Data about app and page elements:
++++++++++++++++++++

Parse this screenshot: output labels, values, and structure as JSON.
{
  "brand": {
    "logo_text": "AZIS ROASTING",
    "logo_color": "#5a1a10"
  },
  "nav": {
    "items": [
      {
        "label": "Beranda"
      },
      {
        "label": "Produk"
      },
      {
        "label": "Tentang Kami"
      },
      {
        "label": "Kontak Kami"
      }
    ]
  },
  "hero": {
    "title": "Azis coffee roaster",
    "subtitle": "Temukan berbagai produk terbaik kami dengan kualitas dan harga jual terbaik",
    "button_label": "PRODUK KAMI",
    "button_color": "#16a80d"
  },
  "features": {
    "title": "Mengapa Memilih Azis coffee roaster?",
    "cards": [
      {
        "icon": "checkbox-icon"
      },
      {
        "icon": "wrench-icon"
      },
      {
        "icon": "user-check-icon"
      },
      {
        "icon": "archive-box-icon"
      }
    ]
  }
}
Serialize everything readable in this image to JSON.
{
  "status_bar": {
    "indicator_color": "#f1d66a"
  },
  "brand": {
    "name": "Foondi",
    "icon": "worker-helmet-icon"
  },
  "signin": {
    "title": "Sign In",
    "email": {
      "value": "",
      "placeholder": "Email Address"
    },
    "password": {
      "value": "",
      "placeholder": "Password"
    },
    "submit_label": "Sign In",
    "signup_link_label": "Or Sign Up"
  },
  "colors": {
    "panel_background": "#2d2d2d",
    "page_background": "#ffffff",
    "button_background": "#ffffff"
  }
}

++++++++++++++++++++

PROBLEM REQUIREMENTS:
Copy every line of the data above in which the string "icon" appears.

WRITTEN REPLY:
        "icon": "checkbox-icon"
        "icon": "wrench-icon"
        "icon": "user-check-icon"
        "icon": "archive-box-icon"
    "icon": "worker-helmet-icon"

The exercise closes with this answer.